▶ **Interface dataset entries**:
==========
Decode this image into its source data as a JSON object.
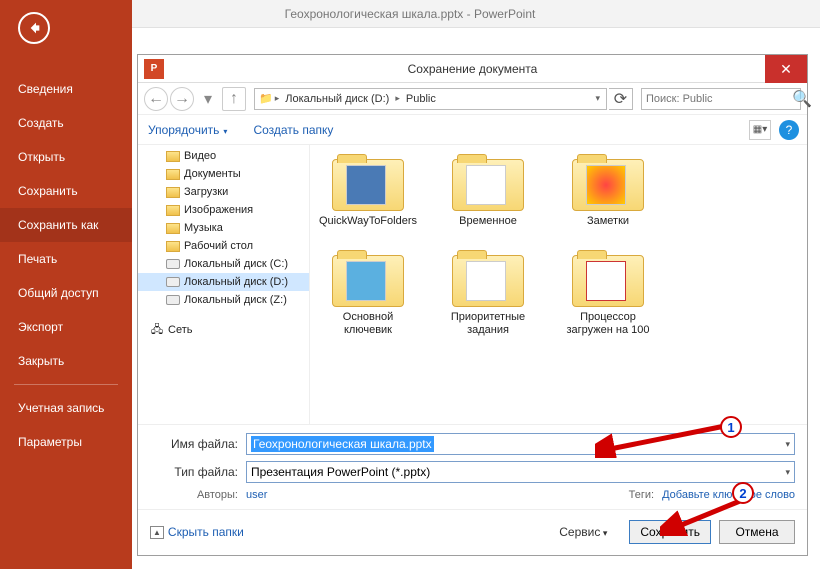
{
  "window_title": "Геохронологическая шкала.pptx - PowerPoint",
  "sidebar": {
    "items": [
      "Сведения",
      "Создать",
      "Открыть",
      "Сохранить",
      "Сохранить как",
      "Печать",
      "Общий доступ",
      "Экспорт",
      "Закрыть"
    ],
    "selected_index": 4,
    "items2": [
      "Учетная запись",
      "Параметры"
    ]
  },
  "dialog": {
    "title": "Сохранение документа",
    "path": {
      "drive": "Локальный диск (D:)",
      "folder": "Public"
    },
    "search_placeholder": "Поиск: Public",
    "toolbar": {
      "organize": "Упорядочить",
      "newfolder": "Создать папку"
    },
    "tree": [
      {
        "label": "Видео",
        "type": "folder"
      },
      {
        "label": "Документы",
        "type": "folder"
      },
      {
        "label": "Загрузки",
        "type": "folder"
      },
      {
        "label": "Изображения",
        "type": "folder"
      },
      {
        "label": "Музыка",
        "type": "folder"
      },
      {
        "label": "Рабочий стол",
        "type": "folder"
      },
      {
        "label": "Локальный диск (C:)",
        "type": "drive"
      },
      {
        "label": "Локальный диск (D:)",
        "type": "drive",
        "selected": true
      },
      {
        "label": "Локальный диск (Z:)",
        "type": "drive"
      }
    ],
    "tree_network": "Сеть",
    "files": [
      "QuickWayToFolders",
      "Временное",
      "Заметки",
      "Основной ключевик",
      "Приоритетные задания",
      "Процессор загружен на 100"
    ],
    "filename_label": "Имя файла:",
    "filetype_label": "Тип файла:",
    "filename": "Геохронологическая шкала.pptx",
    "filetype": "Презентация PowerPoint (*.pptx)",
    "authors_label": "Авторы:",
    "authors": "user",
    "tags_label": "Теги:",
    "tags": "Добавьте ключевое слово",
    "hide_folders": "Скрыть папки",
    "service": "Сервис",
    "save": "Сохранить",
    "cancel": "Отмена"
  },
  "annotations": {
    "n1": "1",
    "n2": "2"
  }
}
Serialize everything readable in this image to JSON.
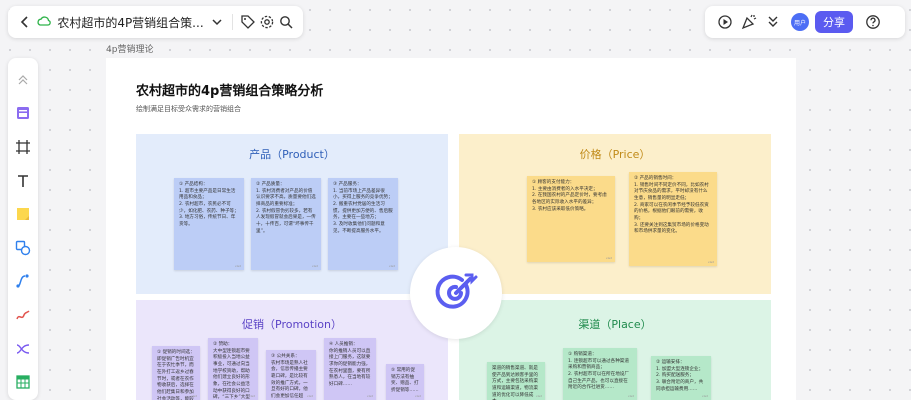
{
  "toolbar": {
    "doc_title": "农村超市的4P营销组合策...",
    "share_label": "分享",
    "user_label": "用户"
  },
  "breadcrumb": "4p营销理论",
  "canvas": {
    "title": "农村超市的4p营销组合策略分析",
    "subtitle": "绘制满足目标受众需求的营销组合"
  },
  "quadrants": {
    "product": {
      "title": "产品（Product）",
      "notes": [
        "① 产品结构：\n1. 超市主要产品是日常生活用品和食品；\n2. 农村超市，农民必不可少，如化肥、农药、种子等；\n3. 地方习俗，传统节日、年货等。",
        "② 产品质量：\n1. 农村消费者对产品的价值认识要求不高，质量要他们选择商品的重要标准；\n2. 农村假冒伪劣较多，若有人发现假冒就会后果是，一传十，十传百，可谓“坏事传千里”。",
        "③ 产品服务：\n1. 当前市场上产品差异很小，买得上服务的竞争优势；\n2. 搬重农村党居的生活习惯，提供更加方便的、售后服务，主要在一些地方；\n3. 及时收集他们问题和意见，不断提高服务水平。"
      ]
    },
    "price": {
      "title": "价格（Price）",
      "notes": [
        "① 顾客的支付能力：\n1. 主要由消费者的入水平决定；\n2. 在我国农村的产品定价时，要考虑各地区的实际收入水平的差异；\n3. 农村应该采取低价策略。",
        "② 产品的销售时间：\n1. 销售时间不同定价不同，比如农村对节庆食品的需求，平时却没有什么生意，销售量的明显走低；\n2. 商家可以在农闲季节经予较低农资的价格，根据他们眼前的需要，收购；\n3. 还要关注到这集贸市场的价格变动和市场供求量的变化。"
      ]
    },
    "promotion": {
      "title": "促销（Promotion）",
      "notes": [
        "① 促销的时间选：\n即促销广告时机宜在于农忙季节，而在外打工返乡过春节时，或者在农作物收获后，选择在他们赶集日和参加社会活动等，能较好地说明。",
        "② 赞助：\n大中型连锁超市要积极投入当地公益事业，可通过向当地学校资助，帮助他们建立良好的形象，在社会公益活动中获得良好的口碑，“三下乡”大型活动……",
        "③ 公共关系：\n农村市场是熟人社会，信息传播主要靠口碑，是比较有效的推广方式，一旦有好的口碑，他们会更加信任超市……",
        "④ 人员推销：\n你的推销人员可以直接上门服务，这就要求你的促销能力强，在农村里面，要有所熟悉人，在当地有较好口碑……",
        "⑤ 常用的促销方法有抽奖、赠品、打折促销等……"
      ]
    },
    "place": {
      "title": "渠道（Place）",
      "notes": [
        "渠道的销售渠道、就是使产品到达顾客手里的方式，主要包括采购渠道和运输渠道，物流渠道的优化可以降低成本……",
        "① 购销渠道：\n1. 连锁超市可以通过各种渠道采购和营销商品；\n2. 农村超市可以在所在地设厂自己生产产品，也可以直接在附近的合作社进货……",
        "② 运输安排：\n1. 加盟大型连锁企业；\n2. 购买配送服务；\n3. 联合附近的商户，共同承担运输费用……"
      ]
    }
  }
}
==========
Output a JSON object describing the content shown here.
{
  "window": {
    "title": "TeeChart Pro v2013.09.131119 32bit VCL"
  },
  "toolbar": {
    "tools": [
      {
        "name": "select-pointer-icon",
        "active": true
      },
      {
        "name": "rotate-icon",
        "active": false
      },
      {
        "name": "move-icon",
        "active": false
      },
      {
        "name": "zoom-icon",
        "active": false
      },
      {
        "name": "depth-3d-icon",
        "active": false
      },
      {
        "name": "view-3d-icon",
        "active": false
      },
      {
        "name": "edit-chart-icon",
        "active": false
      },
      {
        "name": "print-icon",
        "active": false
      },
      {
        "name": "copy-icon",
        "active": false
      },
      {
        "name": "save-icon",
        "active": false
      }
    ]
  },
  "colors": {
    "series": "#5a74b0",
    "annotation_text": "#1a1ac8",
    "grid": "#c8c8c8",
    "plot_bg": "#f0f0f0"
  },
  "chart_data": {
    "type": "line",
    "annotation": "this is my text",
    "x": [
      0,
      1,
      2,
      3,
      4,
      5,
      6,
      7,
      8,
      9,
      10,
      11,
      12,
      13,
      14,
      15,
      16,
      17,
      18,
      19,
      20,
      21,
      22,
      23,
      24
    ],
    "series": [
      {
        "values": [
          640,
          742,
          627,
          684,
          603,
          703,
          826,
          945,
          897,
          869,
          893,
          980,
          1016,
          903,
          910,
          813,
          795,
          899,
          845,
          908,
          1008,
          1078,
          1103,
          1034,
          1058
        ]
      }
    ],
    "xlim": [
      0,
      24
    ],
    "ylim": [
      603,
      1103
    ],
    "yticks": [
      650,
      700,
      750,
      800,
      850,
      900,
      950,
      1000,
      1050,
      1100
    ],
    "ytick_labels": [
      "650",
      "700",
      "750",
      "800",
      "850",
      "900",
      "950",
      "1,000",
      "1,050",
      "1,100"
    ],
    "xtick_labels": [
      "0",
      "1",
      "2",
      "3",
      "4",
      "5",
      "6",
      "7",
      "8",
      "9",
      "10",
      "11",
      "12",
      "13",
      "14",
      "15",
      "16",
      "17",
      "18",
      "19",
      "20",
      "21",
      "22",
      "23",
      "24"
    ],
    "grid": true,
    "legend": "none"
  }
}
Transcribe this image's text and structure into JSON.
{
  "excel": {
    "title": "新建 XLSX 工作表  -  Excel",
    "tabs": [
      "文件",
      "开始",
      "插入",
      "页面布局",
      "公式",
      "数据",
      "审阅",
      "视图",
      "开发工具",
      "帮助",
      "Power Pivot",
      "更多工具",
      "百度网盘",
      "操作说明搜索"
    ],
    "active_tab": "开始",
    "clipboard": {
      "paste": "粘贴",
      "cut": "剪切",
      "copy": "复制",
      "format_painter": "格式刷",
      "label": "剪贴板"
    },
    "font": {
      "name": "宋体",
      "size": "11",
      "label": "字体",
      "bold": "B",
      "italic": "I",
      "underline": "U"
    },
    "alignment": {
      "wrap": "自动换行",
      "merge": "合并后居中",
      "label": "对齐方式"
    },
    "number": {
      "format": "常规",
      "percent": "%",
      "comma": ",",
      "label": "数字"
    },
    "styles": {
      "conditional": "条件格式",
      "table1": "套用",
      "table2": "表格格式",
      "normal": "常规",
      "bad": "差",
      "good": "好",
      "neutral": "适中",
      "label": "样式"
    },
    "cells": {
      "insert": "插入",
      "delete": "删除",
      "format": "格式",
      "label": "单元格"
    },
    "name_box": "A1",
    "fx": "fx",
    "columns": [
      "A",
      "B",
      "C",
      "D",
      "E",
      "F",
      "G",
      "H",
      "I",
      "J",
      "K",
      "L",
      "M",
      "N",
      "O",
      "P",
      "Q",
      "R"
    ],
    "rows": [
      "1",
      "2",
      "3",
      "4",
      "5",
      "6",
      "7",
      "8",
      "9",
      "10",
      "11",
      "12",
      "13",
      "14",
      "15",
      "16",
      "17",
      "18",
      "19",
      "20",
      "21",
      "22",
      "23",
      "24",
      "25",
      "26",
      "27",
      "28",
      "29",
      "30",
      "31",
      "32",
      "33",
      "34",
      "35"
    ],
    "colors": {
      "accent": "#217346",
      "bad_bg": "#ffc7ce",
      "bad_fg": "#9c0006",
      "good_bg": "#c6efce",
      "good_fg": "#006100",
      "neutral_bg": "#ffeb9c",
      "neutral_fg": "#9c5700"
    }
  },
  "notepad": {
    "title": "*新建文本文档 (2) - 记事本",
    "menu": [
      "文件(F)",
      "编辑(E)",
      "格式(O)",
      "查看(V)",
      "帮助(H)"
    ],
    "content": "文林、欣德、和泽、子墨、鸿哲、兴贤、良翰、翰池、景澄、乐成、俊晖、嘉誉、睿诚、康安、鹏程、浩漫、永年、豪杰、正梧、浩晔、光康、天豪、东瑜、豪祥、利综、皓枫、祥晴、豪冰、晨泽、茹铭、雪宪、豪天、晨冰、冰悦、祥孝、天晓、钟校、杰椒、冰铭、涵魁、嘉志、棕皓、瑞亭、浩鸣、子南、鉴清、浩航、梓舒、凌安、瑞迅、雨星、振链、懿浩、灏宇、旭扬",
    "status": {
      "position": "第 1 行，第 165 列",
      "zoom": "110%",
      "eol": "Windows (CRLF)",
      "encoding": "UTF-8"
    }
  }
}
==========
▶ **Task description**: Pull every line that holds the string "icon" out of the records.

▶ **Your solution**:
        "name": "select-pointer-icon",
        "name": "rotate-icon",
        "name": "move-icon",
        "name": "zoom-icon",
        "name": "depth-3d-icon",
        "name": "view-3d-icon",
        "name": "edit-chart-icon",
        "name": "print-icon",
        "name": "copy-icon",
        "name": "save-icon",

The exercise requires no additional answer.